*TASK REQUIREMENTS*
Only the lines with the string "element" are needed; return each of them from the entries below.

*** MATERIAL FOR THIS TASK

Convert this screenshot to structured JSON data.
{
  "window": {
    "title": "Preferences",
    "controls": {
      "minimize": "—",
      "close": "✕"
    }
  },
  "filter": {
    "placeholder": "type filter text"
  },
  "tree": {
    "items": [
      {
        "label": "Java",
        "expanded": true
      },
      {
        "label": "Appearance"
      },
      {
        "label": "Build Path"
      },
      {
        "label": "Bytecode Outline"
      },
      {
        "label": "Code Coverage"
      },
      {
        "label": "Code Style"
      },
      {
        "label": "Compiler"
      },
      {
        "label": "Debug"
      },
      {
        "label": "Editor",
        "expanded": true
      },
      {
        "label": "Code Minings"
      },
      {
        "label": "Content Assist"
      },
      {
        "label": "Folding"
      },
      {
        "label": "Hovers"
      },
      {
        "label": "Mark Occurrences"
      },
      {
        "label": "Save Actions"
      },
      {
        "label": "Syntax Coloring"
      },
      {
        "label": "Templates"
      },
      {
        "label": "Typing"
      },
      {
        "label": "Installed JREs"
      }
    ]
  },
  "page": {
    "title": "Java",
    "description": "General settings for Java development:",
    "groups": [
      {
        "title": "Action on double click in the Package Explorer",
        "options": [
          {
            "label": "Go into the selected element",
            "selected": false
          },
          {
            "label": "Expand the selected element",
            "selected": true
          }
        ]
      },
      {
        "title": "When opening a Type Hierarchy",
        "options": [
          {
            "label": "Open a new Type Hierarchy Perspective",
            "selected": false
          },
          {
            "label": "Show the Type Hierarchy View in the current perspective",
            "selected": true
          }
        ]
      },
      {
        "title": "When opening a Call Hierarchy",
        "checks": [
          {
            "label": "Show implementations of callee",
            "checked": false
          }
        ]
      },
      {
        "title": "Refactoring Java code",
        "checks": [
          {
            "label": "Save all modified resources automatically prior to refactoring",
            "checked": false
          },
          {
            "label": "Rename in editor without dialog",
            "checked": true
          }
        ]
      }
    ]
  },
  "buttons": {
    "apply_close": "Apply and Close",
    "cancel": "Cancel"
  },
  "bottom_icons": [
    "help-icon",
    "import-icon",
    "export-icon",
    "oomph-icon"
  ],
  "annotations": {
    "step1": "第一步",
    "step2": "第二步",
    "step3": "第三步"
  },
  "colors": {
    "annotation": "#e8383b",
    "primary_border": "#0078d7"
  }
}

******

*OUTPUT OF THE EXERCISE*
            "label": "Go into the selected element",
            "label": "Expand the selected element",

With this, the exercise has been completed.